A report drawn up by Manchester’s children’s services bosses, and presented to the council’s cabinet last week, found progress had been made since the 2014 Ofsted report. This included the recruitment of a stable senior leadership team and improved front door services. However, it warned social worker caseloads needed to be cut to an average of 18 per worker in order to deliver improvements at the pace needed.

“High caseloads are at the root of poor and inconsistent social work practice in Manchester; they are a barrier to sustaining the progress made to date and they will prevent the service achieving the required pace of improvement going forward,” the report said.

The council said “reasonable” caseloads would help lower staff turnover and sickness rates. The move would also attract more staff to join Manchester as there was evidence nationally that the “overwhelming” reasons social workers quit councils were unmanageable workloads and poor management support, the report said.

Timescales for interventions

To review the overall volume of work being handled by teams, and tackle concerns over ‘drift’ in children’s services, the council will also introduce “clear practice guidance” on timescales for different interventions. This will recommend:

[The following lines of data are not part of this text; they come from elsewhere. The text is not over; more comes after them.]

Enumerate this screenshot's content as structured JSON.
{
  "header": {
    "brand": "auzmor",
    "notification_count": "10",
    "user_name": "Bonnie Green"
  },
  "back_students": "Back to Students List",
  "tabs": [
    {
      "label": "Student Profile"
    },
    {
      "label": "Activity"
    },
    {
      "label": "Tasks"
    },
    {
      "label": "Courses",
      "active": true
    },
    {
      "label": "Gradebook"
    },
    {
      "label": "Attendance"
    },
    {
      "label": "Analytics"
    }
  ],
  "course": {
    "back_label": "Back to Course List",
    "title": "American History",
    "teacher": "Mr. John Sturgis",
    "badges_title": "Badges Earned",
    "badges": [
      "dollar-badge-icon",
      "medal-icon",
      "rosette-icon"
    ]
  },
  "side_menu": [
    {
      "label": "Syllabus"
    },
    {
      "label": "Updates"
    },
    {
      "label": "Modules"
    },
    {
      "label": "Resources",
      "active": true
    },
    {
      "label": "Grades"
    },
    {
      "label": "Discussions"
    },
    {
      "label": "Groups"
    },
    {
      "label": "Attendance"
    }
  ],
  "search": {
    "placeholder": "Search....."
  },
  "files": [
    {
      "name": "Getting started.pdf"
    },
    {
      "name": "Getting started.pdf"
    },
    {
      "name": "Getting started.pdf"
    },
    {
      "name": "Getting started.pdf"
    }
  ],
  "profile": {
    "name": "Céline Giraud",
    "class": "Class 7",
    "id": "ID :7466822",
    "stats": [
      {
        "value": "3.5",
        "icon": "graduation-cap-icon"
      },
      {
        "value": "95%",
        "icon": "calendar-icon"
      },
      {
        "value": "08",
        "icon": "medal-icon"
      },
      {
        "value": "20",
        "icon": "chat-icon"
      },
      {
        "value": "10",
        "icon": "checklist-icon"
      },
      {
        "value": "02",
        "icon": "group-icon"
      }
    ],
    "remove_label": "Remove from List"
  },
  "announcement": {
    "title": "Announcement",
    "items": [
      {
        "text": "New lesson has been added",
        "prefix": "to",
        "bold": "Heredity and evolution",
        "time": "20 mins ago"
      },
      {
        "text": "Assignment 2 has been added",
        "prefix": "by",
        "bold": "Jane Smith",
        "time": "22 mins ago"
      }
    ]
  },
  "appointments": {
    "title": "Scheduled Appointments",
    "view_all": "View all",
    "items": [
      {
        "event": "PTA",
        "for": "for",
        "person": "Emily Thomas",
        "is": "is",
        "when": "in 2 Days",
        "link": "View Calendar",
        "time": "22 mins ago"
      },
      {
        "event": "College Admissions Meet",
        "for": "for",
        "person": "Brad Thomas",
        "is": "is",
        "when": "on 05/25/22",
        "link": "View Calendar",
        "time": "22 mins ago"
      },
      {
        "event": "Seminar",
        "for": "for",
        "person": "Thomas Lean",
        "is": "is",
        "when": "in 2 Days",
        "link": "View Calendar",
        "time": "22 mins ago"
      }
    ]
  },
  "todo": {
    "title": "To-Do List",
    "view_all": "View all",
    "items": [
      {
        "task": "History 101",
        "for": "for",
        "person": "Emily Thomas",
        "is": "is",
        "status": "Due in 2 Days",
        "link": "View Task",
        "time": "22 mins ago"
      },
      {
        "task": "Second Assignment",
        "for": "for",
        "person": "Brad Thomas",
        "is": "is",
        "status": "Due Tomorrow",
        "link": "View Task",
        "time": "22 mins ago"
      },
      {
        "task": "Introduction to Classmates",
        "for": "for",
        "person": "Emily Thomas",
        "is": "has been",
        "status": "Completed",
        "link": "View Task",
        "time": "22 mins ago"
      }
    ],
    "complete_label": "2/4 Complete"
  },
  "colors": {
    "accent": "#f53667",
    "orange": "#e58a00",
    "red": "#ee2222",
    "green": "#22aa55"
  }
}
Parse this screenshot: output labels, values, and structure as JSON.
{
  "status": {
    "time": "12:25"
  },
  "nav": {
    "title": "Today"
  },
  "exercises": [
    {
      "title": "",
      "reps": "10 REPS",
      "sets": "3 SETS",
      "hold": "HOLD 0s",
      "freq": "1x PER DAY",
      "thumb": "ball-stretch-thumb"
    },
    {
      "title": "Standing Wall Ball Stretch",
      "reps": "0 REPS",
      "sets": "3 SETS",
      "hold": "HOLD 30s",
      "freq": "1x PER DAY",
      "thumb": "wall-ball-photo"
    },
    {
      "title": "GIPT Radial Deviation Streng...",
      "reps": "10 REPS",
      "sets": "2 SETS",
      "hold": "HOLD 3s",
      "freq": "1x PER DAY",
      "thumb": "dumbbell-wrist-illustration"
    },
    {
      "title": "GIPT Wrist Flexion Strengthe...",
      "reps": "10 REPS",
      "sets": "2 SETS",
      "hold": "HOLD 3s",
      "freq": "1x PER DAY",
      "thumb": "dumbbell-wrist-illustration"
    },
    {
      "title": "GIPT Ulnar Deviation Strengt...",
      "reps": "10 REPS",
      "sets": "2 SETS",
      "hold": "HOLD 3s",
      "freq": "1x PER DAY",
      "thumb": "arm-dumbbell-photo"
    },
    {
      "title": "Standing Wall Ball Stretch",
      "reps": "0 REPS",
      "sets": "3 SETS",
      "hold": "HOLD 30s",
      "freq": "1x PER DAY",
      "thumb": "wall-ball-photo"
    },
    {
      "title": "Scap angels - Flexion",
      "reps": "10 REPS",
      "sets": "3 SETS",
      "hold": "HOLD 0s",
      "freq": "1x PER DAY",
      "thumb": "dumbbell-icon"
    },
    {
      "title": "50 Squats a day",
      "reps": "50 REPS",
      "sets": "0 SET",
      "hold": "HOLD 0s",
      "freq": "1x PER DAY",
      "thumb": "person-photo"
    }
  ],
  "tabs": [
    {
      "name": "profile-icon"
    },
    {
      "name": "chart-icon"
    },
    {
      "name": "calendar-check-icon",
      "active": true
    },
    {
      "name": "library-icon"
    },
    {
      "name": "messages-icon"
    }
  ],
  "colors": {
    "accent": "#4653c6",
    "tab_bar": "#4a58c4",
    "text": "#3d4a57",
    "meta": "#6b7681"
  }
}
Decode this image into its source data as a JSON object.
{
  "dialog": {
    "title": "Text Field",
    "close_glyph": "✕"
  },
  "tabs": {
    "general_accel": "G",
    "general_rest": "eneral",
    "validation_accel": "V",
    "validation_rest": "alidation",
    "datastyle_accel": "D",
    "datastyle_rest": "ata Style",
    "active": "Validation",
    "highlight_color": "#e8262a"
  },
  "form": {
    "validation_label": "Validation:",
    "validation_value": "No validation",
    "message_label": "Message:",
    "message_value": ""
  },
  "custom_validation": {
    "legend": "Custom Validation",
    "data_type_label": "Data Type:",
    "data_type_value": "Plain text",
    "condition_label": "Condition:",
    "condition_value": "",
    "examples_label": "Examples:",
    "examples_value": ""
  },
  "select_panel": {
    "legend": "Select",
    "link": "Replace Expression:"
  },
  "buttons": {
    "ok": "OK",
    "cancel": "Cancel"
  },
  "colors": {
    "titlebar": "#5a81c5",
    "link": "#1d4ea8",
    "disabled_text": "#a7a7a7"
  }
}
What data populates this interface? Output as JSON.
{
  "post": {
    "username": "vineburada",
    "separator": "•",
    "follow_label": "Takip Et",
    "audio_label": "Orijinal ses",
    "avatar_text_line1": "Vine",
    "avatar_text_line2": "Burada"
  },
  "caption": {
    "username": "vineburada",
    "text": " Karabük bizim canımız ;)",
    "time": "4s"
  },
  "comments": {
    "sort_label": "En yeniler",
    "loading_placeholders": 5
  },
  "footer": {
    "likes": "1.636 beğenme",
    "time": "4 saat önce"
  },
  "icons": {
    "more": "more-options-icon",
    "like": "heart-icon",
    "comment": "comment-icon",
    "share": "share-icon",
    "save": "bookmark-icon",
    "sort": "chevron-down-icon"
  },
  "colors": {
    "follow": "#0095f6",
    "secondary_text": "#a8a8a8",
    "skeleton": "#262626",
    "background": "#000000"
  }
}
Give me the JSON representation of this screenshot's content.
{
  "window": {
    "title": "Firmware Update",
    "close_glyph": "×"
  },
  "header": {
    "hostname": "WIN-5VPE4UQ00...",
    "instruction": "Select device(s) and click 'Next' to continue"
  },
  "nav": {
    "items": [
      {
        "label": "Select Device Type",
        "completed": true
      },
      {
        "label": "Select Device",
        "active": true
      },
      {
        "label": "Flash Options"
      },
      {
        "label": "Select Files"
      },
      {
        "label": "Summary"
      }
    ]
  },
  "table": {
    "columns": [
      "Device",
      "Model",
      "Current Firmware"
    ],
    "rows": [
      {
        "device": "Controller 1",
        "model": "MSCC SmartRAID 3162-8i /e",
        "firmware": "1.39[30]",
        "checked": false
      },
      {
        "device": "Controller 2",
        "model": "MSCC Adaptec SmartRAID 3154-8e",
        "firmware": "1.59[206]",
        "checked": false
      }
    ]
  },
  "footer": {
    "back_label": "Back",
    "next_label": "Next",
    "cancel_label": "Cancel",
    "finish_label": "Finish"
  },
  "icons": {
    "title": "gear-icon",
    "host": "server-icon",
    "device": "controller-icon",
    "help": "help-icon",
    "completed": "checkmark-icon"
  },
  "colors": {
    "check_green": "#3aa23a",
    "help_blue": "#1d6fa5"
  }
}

  • Children in need case intervention – 3 to 9 months maximum
  • Child protection intervention – 6 to 12 months maximum
  • Looked after children – intervention to permanent/long term outcome 12 to 18 months

The changes will improve outcomes for children while reducing demand across services by the end of 2017-18, the council said.

Paul Marshall, Director of Children’s Services at Manchester council, said: “Now there is a stable and permanent leadership team in place, the timing is right to invest this additional money directly in social work staff over the next five years as part of our longer term strategy to reduce demand and sustain the improvements already made – so that services for children in the city are as effective and efficient as they need to be.

“A reduction in the number of caseloads each social worker has will mean that in the future outstanding social work practice will become the norm and not the exception – and that is exactly what we all want to achieve.

“More social workers, managing smaller caseloads, and working to the highest possible social work standards.”

Ofsted has warned councils they need to tackle social worker caseloads that are “too high”, after identifying it as a common problem in poorly performing authorities.

The watchdog said too many social workers were “pressing on in conditions that are unacceptable” as its annual social care report revealed concerns over caseload levels have been found at 14 councils inspected since January.



Source: Community Care